Your goal: Do any lines in the data below contain "Rotate"? If so, copy every one of them.

START Provided material

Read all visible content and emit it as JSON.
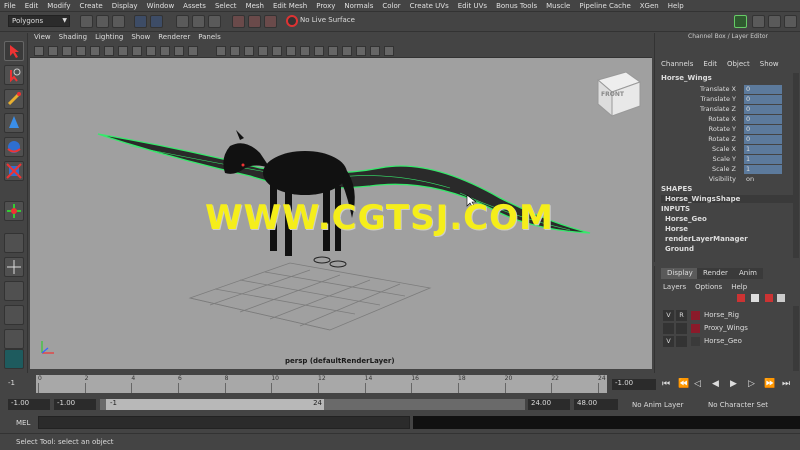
{
  "menubar": [
    "File",
    "Edit",
    "Modify",
    "Create",
    "Display",
    "Window",
    "Assets",
    "Select",
    "Mesh",
    "Edit Mesh",
    "Proxy",
    "Normals",
    "Color",
    "Create UVs",
    "Edit UVs",
    "Bonus Tools",
    "Muscle",
    "Pipeline Cache",
    "XGen",
    "Help"
  ],
  "status": {
    "mode": "Polygons",
    "live_surface": "No Live Surface"
  },
  "panel_menu": [
    "View",
    "Shading",
    "Lighting",
    "Show",
    "Renderer",
    "Panels"
  ],
  "viewport": {
    "camera_label": "persp (defaultRenderLayer)",
    "cube_label": "FRONT",
    "watermark": "WWW.CGTSJ.COM"
  },
  "channel_box": {
    "title": "Channel Box / Layer Editor",
    "menu": [
      "Channels",
      "Edit",
      "Object",
      "Show"
    ],
    "object": "Horse_Wings",
    "attributes": [
      {
        "label": "Translate X",
        "value": "0"
      },
      {
        "label": "Translate Y",
        "value": "0"
      },
      {
        "label": "Translate Z",
        "value": "0"
      },
      {
        "label": "Rotate X",
        "value": "0"
      },
      {
        "label": "Rotate Y",
        "value": "0"
      },
      {
        "label": "Rotate Z",
        "value": "0"
      },
      {
        "label": "Scale X",
        "value": "1"
      },
      {
        "label": "Scale Y",
        "value": "1"
      },
      {
        "label": "Scale Z",
        "value": "1"
      },
      {
        "label": "Visibility",
        "value": "on"
      }
    ],
    "shapes_header": "SHAPES",
    "shape": "Horse_WingsShape",
    "inputs_header": "INPUTS",
    "inputs": [
      "Horse_Geo",
      "Horse",
      "renderLayerManager",
      "Ground"
    ]
  },
  "layer_editor": {
    "tabs": [
      "Display",
      "Render",
      "Anim"
    ],
    "menu": [
      "Layers",
      "Options",
      "Help"
    ],
    "layers": [
      {
        "v": "V",
        "r": "R",
        "name": "Horse_Rig",
        "color": "#8b1a2a"
      },
      {
        "v": "",
        "r": "",
        "name": "Proxy_Wings",
        "color": "#8b1a2a"
      },
      {
        "v": "V",
        "r": "",
        "name": "Horse_Geo",
        "color": "#3a3a3a"
      }
    ]
  },
  "timeline": {
    "current": "-1",
    "ticks": [
      "0",
      "2",
      "4",
      "6",
      "8",
      "10",
      "12",
      "14",
      "16",
      "18",
      "20",
      "22",
      "24"
    ],
    "frame_field": "-1.00"
  },
  "range": {
    "start": "-1.00",
    "inner_start": "-1.00",
    "slider_start": "-1",
    "slider_end": "24",
    "end": "24.00",
    "outer_end": "48.00",
    "anim_layer": "No Anim Layer",
    "character_set": "No Character Set"
  },
  "command": {
    "label": "MEL"
  },
  "help": "Select Tool: select an object"
}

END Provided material

Response for this exercise:
        "label": "Rotate X",
        "label": "Rotate Y",
        "label": "Rotate Z",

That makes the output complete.